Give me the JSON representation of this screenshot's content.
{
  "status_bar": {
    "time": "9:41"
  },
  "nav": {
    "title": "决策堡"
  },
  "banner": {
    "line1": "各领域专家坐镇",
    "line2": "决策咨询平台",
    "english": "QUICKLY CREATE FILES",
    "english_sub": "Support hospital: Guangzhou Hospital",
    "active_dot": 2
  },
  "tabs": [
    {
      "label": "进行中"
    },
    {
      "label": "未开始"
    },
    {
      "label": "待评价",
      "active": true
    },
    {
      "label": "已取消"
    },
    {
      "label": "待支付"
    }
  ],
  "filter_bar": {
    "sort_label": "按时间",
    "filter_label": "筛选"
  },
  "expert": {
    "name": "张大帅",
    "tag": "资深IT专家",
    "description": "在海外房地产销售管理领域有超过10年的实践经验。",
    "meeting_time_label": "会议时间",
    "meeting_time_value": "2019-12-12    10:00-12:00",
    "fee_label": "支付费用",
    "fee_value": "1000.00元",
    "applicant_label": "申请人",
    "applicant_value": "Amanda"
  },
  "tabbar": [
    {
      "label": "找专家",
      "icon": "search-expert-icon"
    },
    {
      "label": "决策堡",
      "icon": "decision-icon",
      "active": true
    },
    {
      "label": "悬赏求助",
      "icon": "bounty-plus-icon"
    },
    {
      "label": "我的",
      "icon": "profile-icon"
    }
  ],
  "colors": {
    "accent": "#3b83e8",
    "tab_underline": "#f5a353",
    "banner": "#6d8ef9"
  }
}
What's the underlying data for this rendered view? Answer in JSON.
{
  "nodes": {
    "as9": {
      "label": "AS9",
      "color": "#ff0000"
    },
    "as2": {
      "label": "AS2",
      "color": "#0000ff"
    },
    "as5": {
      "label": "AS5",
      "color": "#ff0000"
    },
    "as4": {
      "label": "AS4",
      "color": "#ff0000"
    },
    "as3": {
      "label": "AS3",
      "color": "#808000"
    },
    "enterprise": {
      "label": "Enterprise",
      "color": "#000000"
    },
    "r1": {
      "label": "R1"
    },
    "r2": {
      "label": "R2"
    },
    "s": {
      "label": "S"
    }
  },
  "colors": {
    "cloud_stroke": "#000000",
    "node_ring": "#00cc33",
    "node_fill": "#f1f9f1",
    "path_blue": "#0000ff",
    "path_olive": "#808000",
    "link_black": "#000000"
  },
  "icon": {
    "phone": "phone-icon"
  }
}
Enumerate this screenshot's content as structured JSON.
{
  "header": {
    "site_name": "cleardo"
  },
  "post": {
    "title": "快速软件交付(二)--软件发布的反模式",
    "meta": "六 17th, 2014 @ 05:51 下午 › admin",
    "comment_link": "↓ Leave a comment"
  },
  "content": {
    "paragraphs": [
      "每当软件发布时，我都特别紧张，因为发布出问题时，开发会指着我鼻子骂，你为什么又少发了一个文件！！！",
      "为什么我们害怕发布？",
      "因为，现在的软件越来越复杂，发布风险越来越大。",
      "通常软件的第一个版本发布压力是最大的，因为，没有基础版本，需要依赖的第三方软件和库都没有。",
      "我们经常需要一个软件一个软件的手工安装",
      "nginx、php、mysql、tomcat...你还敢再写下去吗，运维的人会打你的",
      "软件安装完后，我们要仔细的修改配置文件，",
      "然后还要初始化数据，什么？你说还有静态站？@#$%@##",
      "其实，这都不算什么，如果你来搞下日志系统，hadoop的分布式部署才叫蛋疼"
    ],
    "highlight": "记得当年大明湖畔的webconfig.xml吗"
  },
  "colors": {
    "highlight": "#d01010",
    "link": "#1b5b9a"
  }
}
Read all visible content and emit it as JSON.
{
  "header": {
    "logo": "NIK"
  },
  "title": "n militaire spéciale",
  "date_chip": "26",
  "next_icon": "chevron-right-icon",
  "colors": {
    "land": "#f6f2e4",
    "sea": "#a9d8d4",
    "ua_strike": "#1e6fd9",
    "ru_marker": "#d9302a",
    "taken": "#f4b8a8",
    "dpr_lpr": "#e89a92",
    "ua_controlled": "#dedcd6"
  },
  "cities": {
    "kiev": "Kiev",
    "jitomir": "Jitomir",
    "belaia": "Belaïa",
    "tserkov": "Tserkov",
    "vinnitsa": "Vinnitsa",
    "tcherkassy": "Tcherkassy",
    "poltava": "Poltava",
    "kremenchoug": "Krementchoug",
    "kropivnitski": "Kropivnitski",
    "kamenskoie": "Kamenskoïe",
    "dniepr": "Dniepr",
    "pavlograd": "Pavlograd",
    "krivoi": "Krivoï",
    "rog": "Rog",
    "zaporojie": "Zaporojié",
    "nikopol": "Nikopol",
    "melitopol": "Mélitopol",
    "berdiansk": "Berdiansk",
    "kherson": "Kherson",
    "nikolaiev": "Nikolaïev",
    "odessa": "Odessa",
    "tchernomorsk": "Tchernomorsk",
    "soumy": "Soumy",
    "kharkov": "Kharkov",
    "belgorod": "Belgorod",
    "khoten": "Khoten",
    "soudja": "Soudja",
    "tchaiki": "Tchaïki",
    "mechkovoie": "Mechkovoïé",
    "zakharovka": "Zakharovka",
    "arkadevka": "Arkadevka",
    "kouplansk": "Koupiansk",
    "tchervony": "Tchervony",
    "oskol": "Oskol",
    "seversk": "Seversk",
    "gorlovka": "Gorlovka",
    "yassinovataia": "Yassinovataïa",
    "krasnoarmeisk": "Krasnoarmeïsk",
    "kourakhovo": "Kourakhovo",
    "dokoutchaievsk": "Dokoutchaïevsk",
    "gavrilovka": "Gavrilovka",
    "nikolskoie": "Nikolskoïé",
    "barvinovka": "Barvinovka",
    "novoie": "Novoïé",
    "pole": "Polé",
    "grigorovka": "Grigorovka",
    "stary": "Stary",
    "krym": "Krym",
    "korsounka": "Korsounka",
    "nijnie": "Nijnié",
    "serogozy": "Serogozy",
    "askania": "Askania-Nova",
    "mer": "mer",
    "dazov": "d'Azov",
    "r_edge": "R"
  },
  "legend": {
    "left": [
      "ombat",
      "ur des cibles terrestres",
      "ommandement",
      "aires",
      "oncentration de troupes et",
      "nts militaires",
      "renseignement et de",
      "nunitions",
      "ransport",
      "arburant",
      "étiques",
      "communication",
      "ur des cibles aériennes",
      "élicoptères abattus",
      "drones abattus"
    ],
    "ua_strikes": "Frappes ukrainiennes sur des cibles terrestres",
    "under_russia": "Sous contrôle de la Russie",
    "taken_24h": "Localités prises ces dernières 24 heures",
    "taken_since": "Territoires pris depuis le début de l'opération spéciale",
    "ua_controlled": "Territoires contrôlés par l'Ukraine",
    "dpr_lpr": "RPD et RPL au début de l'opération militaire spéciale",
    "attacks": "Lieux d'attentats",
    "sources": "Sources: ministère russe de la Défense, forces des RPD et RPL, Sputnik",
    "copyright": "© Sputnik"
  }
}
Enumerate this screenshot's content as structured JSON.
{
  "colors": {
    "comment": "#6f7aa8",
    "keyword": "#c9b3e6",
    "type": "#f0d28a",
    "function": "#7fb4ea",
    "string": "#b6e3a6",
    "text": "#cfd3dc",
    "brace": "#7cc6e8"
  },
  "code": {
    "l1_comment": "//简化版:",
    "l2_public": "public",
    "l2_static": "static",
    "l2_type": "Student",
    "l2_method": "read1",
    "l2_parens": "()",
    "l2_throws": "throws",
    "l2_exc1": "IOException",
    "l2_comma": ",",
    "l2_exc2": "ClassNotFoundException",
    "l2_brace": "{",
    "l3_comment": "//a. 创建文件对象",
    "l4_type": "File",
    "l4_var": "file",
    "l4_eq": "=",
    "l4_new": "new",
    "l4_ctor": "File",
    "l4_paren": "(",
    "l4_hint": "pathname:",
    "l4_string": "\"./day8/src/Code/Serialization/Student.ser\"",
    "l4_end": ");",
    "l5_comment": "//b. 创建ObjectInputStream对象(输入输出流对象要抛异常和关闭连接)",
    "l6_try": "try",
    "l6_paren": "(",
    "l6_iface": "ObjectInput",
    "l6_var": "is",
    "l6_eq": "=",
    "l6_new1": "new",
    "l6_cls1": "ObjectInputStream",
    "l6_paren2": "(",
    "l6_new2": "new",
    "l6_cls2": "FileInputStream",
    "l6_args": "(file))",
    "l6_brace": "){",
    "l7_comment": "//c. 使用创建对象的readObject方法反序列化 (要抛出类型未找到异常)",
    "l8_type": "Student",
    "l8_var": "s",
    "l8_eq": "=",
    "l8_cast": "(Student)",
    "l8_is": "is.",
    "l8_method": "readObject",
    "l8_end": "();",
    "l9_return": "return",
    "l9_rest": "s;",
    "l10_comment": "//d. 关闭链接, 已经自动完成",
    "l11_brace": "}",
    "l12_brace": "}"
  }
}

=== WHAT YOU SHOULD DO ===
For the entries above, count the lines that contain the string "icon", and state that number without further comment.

=== TASK RESPONSE ===
7